After multiple rounds of foreplay, Batman and Roxy’s relationship ends with a big bang as they play chicken on her rocket. Roxy takes off her jacket and stares down Batman, who is done playing her games. When she tries to shut down the ship, Batman won’t let her, and he’s forcing her to understand the danger of this lifestyle. Unfortunately, it just gets Roxy really horny and she screams, “Oh baby, you’re the best! The ultimate thrill. The final stunt. Me and you. Yeah yeah YEAH! I knew it would be this way. The final stunt is the best.” As they jump from the exploding rocket, Roxy receives the ultimate stimulation, but she’ll need to hold on to that memory for a while because she’s far from her final stunt. When Batman pulls his parachute and safely lands, he puts Roxy in handcuffs as the police pull up. “What’s this?” Roxy asks, to which Batman replies, “My kind of game, and you lost.” Prison is just another adventure for Roxy, though, and she made her way out to show up on Superman: The Animated Series just a few weeks after her Batman debut.  

Stray observations:

  • Batman Beatdown: After Penguin unloads his garbage-can Tommy gun, Batman sneaks up behind him in the dark and punches him through a window onto the balcony, then dangles him stories above the sidewalk and says, “Let’s say we have a little talk, just like old times.” There haven’t been too many extremely badass Batman moments in the last few episodes, but the Dark Knight is incredibly brutal this episode, maybe to emphasize the masculinity that Roxy finds so attractive.
  • The shot of Batman hopping out of the Batmobile after skidding to a stop on the airplane runway is one of the coolest images of the Dark Knight ever.
  • The Penguin has a Tommy gun in his trash can. That’s amazing.
  • “Well, you’ve got the skills, you’ve got the guts. You just don’t have the tools.”
  • “Now that she’s had a taste of you, she’s not going to settle for anything else.” BATGLARE.
  • “I know he lives for the chase and I was the best he ever had.”
  • “A bold statement. Energetic, forceful, and yet small enough to fit in a saddlebag.”
  • “You missed your calling, Batman.
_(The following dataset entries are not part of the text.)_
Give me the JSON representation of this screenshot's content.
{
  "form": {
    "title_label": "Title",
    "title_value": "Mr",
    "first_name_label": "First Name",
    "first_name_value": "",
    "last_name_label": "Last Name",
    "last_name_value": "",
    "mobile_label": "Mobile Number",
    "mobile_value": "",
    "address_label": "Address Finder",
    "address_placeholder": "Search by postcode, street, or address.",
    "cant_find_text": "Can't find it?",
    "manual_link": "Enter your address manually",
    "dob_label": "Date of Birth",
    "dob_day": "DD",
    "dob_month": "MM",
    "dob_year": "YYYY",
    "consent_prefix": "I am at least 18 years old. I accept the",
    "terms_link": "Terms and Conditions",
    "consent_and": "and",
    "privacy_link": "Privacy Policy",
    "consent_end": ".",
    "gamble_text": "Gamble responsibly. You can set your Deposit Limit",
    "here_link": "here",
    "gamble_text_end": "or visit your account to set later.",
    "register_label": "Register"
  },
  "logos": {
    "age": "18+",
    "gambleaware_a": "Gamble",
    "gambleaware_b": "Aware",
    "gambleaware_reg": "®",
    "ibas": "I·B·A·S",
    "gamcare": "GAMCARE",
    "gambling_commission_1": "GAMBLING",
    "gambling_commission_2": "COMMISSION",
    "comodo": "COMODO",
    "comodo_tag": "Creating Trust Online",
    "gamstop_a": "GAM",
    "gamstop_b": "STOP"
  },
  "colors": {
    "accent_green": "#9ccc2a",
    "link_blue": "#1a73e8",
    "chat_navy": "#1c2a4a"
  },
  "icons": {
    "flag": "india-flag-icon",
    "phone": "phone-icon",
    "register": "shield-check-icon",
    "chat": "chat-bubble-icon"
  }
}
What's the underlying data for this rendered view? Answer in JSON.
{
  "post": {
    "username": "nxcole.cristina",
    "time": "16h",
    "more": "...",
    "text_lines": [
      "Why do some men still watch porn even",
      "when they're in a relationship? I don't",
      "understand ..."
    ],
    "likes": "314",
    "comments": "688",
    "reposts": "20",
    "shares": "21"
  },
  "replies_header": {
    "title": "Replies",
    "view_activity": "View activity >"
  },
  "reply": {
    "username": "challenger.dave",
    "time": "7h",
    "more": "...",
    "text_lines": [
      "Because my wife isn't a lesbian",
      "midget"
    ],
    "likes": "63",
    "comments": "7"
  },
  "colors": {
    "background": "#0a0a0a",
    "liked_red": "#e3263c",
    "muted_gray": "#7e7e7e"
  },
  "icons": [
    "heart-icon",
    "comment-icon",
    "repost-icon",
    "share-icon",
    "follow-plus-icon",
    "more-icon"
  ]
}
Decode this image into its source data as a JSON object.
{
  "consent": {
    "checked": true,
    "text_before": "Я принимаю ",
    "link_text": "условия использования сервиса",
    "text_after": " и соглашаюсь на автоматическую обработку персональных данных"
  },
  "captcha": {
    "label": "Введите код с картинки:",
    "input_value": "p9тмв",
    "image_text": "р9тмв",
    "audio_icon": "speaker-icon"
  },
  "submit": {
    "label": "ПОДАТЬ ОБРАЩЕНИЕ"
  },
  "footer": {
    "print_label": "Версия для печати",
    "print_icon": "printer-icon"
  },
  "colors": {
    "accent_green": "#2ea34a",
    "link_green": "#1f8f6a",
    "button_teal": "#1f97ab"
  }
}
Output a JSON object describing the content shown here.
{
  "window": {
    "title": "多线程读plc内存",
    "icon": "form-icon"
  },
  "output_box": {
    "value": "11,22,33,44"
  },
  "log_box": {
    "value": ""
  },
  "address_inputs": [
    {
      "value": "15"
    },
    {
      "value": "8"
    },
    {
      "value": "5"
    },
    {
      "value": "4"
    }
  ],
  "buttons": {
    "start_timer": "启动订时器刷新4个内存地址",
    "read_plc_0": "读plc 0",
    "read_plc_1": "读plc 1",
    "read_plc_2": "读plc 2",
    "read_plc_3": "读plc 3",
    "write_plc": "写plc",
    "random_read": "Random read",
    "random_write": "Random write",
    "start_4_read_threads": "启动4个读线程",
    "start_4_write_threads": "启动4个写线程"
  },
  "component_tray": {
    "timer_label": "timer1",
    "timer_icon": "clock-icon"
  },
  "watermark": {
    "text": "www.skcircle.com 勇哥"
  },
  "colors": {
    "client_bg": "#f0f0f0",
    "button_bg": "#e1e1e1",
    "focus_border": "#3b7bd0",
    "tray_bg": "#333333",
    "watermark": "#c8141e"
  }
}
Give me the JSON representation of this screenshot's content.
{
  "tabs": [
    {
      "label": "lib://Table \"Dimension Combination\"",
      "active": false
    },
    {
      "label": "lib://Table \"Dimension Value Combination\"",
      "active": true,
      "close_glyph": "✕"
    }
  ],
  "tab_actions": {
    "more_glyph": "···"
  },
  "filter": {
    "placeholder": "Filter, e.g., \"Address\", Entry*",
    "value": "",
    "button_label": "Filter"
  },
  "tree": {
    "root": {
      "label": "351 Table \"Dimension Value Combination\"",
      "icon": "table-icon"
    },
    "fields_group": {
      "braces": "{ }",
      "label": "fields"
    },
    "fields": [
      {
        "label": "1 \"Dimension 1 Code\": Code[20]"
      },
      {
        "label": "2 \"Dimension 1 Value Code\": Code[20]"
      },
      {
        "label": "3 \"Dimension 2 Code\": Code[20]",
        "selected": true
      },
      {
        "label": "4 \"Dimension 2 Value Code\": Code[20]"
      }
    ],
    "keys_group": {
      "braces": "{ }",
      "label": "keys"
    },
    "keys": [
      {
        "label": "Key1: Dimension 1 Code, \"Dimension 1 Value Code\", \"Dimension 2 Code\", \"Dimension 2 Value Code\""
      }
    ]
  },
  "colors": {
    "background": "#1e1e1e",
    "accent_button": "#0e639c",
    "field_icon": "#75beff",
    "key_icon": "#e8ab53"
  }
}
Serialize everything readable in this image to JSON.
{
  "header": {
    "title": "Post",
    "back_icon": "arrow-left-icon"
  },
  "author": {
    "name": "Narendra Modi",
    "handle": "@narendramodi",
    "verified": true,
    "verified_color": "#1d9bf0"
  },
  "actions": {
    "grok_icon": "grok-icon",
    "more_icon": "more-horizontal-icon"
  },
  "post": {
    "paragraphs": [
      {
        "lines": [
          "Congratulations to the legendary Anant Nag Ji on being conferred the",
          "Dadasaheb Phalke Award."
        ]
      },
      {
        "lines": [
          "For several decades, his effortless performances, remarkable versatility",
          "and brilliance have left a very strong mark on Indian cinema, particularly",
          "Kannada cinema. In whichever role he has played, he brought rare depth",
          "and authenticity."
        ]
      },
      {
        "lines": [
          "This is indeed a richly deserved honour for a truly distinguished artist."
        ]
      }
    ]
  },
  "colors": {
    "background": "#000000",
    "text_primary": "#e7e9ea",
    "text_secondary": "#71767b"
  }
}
You shoulda been in the movies.”
  • “I love a man with staying power.”
  • “Unfortunately, it’s the third act climax, and you’re not in the final scene.” Nice choice of words there, Roxy.